The Child Care Law Reporting Project attends the ‘Call Over’ of District Court child care cases in the Dublin Metropolitan District (DMD) each week. Below we provide a snapshot of cases listed for hearing in that District over a ten-week period between October and December 2021.
Prior to 2020, a Call Over was held each morning that the DMD was sitting. Since the introduction of remote hearings following the Covid health restrictions, the Call Over has taken place online and take place once a week on a Monday morning. The DMD cases are heard by three judges who sit in the Bridewell building, Chancery Place. The Call Over lasts approximately two hours.
The Call Over takes place on the Courts Service secure platform and is presided over by one of DMD judges. It involved inputs from Courts Service registrar staff and legal practitioners representing the Child and Family Agency (CFA) and the HSE where appropriate, as well as legal representatives for the respondent parents and GALS where appointed.
The weekly Call Over briefly discusses each matter listed for hearing that day and in the coming week. The reason for the various orders sought is not opened up due to the number of cases on the list.
A total of 739 matters were originally listed for hearing within the ten-week period. This is an average of 74 matters or ‘cases’ listed each week to be heard by the three sitting judges. The busiest list had 88 matters listed and the quietest 47 matters.
Of these 739 matters listed over 11 per cent (83 matters) were adjourned at the Call Over to a future date, some of these adjourned matters re-entered the list within the ten-week period under examination. In addition, a further two per cent (15 matters) were listed in error, struck off or the date vacated. Hence, 641 cases were scheduled to be heard during this ten-week period. It should be noted that changes to the daily lists often occur on the hearing day, including cases being adjourned or a new application being added to the list, such as an emergency care order.

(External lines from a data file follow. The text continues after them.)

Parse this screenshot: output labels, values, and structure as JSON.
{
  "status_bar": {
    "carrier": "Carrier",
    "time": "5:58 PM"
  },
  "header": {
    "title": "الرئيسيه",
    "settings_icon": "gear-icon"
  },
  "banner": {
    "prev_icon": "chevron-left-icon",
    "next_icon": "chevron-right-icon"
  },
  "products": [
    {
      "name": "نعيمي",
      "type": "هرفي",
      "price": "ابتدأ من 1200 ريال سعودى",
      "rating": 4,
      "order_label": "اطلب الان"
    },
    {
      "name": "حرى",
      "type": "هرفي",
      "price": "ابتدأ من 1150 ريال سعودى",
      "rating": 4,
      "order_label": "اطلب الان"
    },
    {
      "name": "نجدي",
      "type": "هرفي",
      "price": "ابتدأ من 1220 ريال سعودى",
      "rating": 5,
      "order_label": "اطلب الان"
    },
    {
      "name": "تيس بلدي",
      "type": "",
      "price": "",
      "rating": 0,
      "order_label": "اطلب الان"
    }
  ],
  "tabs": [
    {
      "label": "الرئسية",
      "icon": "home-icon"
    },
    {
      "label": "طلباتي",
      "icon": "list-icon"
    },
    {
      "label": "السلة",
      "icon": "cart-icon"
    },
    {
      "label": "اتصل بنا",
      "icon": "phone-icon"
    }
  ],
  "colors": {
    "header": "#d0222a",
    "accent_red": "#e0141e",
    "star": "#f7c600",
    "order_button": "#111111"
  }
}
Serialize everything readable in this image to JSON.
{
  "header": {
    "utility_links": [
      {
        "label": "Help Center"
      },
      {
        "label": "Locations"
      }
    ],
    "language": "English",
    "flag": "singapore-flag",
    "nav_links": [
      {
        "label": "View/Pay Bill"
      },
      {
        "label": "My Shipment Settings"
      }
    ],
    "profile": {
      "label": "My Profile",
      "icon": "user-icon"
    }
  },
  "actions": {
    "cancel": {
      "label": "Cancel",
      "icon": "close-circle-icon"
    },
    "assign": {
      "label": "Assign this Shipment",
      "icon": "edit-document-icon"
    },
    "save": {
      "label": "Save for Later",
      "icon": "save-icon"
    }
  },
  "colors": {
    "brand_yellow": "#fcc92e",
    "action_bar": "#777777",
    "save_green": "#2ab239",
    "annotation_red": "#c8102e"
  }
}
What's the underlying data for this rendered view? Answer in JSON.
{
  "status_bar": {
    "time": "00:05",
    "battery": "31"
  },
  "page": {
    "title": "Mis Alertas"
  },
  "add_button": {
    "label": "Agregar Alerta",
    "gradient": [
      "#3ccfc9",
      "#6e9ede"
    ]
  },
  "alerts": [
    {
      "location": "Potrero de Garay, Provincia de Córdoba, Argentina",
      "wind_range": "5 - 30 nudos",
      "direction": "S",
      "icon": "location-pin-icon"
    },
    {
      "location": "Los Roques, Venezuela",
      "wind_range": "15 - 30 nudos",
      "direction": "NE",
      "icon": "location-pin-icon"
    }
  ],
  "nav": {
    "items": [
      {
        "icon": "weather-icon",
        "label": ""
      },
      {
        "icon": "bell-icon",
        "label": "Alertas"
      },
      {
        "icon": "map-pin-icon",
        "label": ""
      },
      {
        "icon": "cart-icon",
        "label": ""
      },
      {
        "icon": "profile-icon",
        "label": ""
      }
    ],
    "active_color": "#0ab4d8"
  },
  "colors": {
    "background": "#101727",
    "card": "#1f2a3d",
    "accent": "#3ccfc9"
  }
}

The information below provides a snapshot of the volume and nature of the work of the DMD during this ten-week period.
During the 10 weeks we observed mention on the list of:
- applications for supervision, interim and care orders under the Child Care Act 1991; and applications to extend interim care orders and to review care orders
- we observed 14 applications for care orders in relation to unaccompanied minors (separated children)
- applications under section 47 of the 1991 Act raising a concern about the welfare of a child in care
- an application under section 43A of the 1991 Act (increased rights for foster carers)
- after care reviews
- re-entries due to placement breakdowns
- re-entries to facilitate the reappointment of a GAL
- private family law matters of access and guardianship concerning a child who is before the courts for a child care matter
- case management hearings, including matters in ‘for mention’, updates on onward placements and funding applications and cases where it was planned the child was going to meet with the judge.
In addition to matters under the Child Care Act 1991, there were also 18 listings in relation to applications under section 25 of the Mental Health Act 2001 (relating to 10 cases).
The information provided at the Call Over included references to:
- Nature of the matter
- Identification of the relevant legal representatives
- Whether the respondent parents are opposed or consenting to the application
- Whether the respondent parents were available to engage in the proceedings, for example during this period in 37 cases the parents were either deceased or their whereabouts were unknown
- Whether the respondent parents were legally represented. There was a significant proportion of cases listed where the parents had not secured legal representation
- Whether a GAL was appointed and their legal representation if appointed
- Identification of measures needed to ensure the hearing could proceed, this included the engagement of an interpreter, parental advocate and arranging a video link for an incarcerated parent
As part of the Call Over, the legal practitioners are requested to estimate the length of time the matter is likely to take. Many matters require an hour or less of court time, others can take half a day, and a minority are highly contested and can run over several days.